(3) The use of the gap-time calculations (time elapsed from menopause until the start of hormone use) is problematic because WHI participants were recruited in the 1990s, and many observational study women joined it because they had been on HT for years and did not want to discontinue treatment in order to be randomized in the parallel placebo-controlled clinical trial. When those women started HT in the 1970s, 1980s and 1990s, it was common for HT to be given near the time of menopause and continued for the long term. In this case, a short time gap, older age and longer duration of use are all related. So older women are more likely to have had shorter gap times, and therefore short gap times are a surrogate for age, which is well-known to be the strongest risk factor for breast cancer . For prior users, these analyses do not distinguish between short and long durations of use, even though short gap times provide greater opportunity for long-term use. As for current users, only 17% of the WHI clinical trial women randomized to CEE+MPA had a gap time of < 5 years, whereas the corresponding figure in the WHI observational study was 75%. In the latter situation, which is the basis of the current paper, the gap time construct is hopelessly intertwined with age: the effect of short gap time would be more accurately described as the association of older age and long duration of use.

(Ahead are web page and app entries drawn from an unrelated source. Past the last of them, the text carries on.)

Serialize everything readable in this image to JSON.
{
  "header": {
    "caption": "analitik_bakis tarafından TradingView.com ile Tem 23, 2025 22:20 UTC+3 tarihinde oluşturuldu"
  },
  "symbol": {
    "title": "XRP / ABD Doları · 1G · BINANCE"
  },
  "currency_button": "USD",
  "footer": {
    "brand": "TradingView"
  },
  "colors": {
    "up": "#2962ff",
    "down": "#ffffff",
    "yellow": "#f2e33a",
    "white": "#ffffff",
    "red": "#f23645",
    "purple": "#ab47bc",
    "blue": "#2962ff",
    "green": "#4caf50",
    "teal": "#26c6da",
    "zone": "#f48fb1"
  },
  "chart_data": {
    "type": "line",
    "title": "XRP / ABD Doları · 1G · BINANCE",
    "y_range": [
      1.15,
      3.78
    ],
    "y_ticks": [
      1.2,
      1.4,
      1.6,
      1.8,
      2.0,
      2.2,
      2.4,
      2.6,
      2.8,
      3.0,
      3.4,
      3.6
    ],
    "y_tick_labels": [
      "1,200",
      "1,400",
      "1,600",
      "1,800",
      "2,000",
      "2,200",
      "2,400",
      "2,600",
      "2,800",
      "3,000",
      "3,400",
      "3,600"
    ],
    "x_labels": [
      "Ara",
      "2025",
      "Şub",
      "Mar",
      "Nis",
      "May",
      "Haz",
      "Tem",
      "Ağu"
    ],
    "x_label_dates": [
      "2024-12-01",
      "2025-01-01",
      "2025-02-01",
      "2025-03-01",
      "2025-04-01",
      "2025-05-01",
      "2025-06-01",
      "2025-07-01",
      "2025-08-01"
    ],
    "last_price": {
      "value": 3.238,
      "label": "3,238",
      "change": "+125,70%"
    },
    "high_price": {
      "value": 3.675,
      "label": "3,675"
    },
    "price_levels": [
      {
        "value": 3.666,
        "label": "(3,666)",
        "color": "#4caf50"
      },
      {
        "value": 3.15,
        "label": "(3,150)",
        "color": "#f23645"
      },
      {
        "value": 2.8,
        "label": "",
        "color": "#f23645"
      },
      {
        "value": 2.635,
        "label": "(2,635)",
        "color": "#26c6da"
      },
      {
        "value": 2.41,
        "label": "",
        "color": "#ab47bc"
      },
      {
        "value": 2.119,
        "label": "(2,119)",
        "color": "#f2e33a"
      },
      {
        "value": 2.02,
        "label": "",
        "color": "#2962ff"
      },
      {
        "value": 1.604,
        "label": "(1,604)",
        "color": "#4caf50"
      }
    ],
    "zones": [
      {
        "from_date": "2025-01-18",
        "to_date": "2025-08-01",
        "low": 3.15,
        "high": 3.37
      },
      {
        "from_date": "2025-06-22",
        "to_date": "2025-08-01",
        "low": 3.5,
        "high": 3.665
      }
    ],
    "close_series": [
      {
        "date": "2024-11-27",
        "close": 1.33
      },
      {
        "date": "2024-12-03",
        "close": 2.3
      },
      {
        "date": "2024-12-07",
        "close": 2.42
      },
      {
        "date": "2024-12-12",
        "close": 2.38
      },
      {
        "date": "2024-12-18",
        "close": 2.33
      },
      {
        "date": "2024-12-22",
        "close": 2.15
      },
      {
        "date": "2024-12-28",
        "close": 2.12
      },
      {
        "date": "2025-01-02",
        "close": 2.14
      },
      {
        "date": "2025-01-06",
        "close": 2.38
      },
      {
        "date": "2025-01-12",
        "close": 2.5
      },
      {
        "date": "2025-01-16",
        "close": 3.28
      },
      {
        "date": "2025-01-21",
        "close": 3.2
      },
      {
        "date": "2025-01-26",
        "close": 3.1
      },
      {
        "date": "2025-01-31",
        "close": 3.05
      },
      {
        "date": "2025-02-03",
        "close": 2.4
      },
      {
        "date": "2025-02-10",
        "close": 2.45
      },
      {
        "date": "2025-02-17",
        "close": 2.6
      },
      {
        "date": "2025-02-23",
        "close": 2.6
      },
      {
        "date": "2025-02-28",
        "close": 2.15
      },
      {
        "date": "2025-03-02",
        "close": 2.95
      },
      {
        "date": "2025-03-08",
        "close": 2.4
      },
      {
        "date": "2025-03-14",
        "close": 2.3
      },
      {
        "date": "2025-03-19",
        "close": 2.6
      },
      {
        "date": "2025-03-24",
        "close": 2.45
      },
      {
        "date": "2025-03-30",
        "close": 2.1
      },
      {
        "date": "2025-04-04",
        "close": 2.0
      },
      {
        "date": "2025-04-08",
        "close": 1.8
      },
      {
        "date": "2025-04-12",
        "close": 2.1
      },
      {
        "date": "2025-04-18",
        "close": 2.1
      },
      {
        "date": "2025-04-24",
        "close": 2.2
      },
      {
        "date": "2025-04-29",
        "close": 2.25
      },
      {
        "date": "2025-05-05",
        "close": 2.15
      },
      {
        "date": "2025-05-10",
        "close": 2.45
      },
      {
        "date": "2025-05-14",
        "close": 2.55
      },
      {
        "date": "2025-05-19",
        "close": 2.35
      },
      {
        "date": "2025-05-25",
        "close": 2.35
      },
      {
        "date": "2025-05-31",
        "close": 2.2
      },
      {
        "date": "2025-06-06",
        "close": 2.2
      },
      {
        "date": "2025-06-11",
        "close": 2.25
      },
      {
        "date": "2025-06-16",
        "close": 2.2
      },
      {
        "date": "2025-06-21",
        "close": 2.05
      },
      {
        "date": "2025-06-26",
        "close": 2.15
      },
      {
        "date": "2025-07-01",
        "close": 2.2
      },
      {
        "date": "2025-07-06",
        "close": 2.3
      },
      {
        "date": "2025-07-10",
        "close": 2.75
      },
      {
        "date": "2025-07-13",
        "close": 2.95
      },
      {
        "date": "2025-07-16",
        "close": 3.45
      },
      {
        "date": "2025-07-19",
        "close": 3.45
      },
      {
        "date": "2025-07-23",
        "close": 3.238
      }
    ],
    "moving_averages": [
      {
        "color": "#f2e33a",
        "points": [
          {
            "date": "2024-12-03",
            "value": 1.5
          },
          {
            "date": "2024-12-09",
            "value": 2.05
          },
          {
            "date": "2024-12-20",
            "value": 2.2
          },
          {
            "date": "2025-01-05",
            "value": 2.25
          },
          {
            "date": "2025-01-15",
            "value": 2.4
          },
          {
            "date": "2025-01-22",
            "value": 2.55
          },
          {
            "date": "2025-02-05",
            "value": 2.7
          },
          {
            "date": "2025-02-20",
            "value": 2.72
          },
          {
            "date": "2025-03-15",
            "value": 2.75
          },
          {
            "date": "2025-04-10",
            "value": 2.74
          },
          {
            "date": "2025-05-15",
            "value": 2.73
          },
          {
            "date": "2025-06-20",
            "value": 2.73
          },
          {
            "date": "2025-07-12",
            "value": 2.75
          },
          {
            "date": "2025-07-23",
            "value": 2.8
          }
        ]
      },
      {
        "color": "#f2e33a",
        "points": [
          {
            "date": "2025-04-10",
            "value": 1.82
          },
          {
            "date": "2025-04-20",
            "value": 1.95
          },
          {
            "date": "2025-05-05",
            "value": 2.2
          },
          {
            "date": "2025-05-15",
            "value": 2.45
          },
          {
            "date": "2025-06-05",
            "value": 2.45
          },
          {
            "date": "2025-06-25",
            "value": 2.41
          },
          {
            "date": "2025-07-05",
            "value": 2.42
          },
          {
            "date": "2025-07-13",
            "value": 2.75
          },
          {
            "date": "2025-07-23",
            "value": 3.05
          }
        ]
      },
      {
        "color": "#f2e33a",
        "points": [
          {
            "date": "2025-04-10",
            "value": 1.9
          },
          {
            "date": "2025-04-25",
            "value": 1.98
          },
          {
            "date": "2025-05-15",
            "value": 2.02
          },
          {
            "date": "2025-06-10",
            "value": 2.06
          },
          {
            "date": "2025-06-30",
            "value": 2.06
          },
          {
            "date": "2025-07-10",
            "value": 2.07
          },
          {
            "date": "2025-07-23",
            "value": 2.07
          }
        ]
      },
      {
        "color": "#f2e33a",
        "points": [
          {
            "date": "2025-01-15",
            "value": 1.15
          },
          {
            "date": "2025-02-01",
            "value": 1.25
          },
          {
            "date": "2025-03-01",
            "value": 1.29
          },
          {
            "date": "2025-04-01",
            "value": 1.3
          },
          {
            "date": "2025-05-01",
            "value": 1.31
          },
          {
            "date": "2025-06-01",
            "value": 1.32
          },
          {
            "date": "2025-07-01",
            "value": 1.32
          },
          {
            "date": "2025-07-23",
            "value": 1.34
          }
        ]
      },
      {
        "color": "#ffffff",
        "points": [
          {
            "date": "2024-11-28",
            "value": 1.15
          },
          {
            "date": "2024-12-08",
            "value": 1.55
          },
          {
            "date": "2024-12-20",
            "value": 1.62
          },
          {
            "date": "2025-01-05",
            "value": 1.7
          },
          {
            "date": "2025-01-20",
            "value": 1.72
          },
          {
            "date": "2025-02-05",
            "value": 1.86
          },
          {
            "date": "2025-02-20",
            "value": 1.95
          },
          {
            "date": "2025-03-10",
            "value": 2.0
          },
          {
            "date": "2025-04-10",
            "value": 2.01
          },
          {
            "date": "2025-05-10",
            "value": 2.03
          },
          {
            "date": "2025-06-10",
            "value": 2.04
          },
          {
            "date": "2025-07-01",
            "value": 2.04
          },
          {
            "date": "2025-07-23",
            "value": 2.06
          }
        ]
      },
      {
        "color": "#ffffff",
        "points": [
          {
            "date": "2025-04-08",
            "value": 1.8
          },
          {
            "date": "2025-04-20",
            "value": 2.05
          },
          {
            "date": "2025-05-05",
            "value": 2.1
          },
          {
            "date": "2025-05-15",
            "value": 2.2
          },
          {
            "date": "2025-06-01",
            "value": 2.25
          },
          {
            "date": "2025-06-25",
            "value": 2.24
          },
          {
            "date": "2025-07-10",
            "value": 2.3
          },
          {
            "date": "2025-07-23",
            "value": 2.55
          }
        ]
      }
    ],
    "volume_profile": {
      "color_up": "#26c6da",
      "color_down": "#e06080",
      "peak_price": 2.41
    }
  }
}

Last, but not least, is the way in which data were reported by the WHI investigators. Phrasing sometimes makes the music. They write: 'there were somewhat more deaths from breast cancer, measured from cohort entry (HR 1.32, 95% CI 0.90–1.93, p = 0.15)', while in fact they should have said that death from breast cancer was similar in the hormone users and non-users, since CIs crossed 1, and the p value was non-significant.
Nonetheless, the WHI was a very important study, a milestone in menopause medicine, and we should not attempt to wipe its results from the table. On the other hand, we have to recognize its pitfalls and potential biases while evaluating the individual benefit–risk balance of HT.
Amos Pines, MD
Tel-Aviv University School of Medicine, Tel-Aviv, Israel
Robert D. Langer, MD, MPH
Principal Scientist and Medical Director, Jackson Hole Center for Preventive Medicine
1. Chlebowski RT, Manson JE, Anderson GL, et al. Estrogen plus progestin and breast cancer incidence and mortality in the Women's Health Initiative observational study. J Natl Cancer Inst 2013 Mar 29. Epub ahead of print
2. Fournier A, Berrino F, Clavel-Chapelon F. Unequal risks for breast cancer associated with different hormone replacement therapies: results from the E3N cohort study. Breast Cancer Res Treat 2008;107:103-11.
3. Sturdee DW, Pines A; International Menopause Society Writing Group. Updated IMS recommendations on postmenopausal hormone therapy and preventive strategies for midlife health. Climacteric 2011;14:302-20.
4. Langer RD. Re: Estrogen plus progestin therapy and breast cancer in recently postmenopausal women. Am J Epidemiol 2009;169:784-5